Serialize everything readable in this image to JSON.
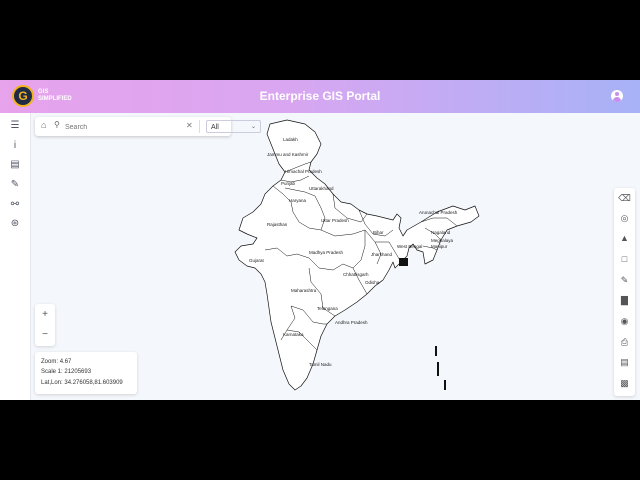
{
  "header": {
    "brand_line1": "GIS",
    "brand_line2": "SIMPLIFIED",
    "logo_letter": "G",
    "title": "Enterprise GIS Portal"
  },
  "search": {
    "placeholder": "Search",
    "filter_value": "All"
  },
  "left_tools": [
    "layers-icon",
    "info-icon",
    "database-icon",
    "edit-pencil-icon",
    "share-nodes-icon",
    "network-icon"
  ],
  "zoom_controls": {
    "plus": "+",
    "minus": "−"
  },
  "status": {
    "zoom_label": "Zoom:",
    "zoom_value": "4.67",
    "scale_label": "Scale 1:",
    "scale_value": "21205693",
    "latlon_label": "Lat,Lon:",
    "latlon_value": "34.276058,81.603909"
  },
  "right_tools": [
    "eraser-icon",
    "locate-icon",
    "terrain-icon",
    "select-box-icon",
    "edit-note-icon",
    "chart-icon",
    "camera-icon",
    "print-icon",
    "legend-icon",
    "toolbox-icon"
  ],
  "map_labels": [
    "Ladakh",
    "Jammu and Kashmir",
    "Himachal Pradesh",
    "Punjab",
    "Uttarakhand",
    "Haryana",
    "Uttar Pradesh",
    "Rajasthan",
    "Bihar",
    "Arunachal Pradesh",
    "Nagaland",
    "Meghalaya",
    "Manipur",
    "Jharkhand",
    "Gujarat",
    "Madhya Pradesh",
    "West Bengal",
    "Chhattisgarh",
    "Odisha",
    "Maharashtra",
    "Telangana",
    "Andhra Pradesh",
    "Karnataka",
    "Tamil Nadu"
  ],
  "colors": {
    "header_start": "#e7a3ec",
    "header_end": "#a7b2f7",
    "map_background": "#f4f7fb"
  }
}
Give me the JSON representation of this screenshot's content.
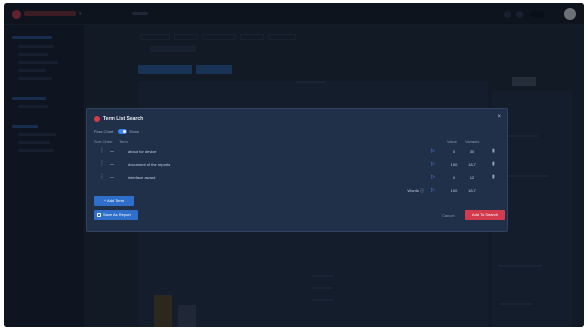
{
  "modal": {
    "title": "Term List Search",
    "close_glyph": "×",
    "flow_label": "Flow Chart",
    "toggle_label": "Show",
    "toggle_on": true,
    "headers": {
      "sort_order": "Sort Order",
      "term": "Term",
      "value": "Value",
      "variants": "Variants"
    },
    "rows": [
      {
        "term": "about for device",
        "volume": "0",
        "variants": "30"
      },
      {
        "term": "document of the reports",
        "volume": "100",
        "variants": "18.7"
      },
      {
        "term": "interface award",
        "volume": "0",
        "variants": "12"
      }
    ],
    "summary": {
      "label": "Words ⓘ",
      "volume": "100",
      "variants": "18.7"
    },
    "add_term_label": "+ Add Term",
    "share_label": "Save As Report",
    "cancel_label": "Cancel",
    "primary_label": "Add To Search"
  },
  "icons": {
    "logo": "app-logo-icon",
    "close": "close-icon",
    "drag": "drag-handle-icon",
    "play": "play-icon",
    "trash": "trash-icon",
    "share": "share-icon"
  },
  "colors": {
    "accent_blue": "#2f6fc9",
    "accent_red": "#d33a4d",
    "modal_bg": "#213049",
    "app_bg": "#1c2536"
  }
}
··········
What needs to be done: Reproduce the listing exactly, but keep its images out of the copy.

Solution for this problem:
Serialize everything readable in this image to JSON.
{
  "header": {
    "brand_line1": "GIS",
    "brand_line2": "SIMPLIFIED",
    "logo_letter": "G",
    "title": "Enterprise GIS Portal"
  },
  "search": {
    "placeholder": "Search",
    "filter_value": "All"
  },
  "left_tools": [
    "layers-icon",
    "info-icon",
    "database-icon",
    "edit-pencil-icon",
    "share-nodes-icon",
    "network-icon"
  ],
  "zoom_controls": {
    "plus": "+",
    "minus": "−"
  },
  "status": {
    "zoom_label": "Zoom:",
    "zoom_value": "4.67",
    "scale_label": "Scale 1:",
    "scale_value": "21205693",
    "latlon_label": "Lat,Lon:",
    "latlon_value": "34.276058,81.603909"
  },
  "right_tools": [
    "eraser-icon",
    "locate-icon",
    "terrain-icon",
    "select-box-icon",
    "edit-note-icon",
    "chart-icon",
    "camera-icon",
    "print-icon",
    "legend-icon",
    "toolbox-icon"
  ],
  "map_labels": [
    "Ladakh",
    "Jammu and Kashmir",
    "Himachal Pradesh",
    "Punjab",
    "Uttarakhand",
    "Haryana",
    "Uttar Pradesh",
    "Rajasthan",
    "Bihar",
    "Arunachal Pradesh",
    "Nagaland",
    "Meghalaya",
    "Manipur",
    "Jharkhand",
    "Gujarat",
    "Madhya Pradesh",
    "West Bengal",
    "Chhattisgarh",
    "Odisha",
    "Maharashtra",
    "Telangana",
    "Andhra Pradesh",
    "Karnataka",
    "Tamil Nadu"
  ],
  "colors": {
    "header_start": "#e7a3ec",
    "header_end": "#a7b2f7",
    "map_background": "#f4f7fb"
  }
}
Give me the JSON representation of this screenshot's content.
{
  "modal": {
    "title": "Term List Search",
    "close_glyph": "×",
    "flow_label": "Flow Chart",
    "toggle_label": "Show",
    "toggle_on": true,
    "headers": {
      "sort_order": "Sort Order",
      "term": "Term",
      "value": "Value",
      "variants": "Variants"
    },
    "rows": [
      {
        "term": "about for device",
        "volume": "0",
        "variants": "30"
      },
      {
        "term": "document of the reports",
        "volume": "100",
        "variants": "18.7"
      },
      {
        "term": "interface award",
        "volume": "0",
        "variants": "12"
      }
    ],
    "summary": {
      "label": "Words ⓘ",
      "volume": "100",
      "variants": "18.7"
    },
    "add_term_label": "+ Add Term",
    "share_label": "Save As Report",
    "cancel_label": "Cancel",
    "primary_label": "Add To Search"
  },
  "icons": {
    "logo": "app-logo-icon",
    "close": "close-icon",
    "drag": "drag-handle-icon",
    "play": "play-icon",
    "trash": "trash-icon",
    "share": "share-icon"
  },
  "colors": {
    "accent_blue": "#2f6fc9",
    "accent_red": "#d33a4d",
    "modal_bg": "#213049",
    "app_bg": "#1c2536"
  }
}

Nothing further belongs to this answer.